Ebi Mayo – $6.50
From my good friend GM‘s suggestion, as she claims it as one of the best Ebi Mayo (as she is also Ebi Mayo queen). To be honest, I’m not the biggest fan of ebi mayo, since it is quite a simple dish (deep fried shrimps in tempura batter, drizzled in spicy mayo). It was a little bit more on the spicy side. The batter was fairly lighter than other places that I have tried their Ebi Mayo but then again, it didn’t really bring anything to the table that impressed me; however, when they presented it to the table, I was really impressed with how they decorated the plate, as it make the dish that more appealing to eat.
They were also plentiful with the amount of shrimps. Unless you are like my friend, GM, I would definitely recommend that you share it with someone as it does seems too heavy to eat on your own.
Agedashi Tofu – $4.80
Of course, I had to try my fave, and that would be my good friend called Agedashi Tofu. My experience was quite different from other places I have eaten Agedashi Tofu. For one, they included tempura fried pieces of eggplant and green beans. They were a nice complement to the dish but I was more focused and concerned on the main star of the show, the tofu.
There were two big pieces and I thought that the tofu they used were a bit too firm for my liking. As I have said before, I do like my tofu smaller in size, and softer in texture, and with a light crunchy yet gooey batter. The one they serve at Koi was a bit too crunchy.
Overall, with the combination of all 3 elements, it seemed more of a tempura dish soaked in sauce. It wasn’t a spectacular dish but it wasn’t a bad dish either. It’s just something I wouldn’t order again next time I come because there wasn’t a taste I would like to re-experience again.
Koi Extreme Roll – $8.95
The Koi Extreme roll is one of their house specialties. I could understand why. On the inside is Shrimp tempura, avocado and on the top it is layered wth fried onions, mayo, teriyaki sauce, roe, and sesame seeds. The onions really gave the sushi a nice kick.
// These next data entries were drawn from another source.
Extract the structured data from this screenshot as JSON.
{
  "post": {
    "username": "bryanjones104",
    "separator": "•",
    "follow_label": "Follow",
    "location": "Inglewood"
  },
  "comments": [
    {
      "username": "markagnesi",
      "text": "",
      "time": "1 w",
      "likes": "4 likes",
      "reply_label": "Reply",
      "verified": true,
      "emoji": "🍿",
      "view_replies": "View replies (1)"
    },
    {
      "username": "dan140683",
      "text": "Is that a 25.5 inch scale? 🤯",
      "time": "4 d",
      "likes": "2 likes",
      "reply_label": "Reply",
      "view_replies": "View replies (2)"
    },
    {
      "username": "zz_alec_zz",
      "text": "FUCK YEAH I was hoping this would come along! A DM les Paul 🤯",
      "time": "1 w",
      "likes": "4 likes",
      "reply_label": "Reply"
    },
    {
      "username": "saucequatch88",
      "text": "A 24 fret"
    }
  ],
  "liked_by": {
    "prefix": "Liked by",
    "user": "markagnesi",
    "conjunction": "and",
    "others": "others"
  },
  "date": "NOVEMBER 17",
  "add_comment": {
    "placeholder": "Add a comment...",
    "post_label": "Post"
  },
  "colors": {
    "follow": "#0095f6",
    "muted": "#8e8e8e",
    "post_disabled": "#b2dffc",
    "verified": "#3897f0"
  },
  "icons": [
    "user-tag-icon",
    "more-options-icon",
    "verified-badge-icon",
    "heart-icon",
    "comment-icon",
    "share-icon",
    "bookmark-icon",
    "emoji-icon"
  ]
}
I was afraid it would be too overwhelming but it was just the right amount to give the rolls a very pleasant onion flavour.
This was an absolute unique dish that I have yet to see anywhere else so I do recommend you try it. It is quite different from ordering the typical “Dragon”s rolls at other restaurants in which they layer the rolls with unagi/slices of avocado. Also, the size of sushi was just the right amount for someone to be quite satisfied. I could barely finish it!
- Intimate setting.
- Exceptional service (Attentive servers- possibly because there were very few people in the restaurant Wednesday night??).
- Good selection of food and drinks.
- Little seating.
- Prices pretty much the same as eating at hapa or guu downtown, granted it is a dollar or two more expensive when compared to guu on some dishes like the takoyaki for example.
- Hidden, but i don’t think it’d really stop you from going if you were a fan of their food.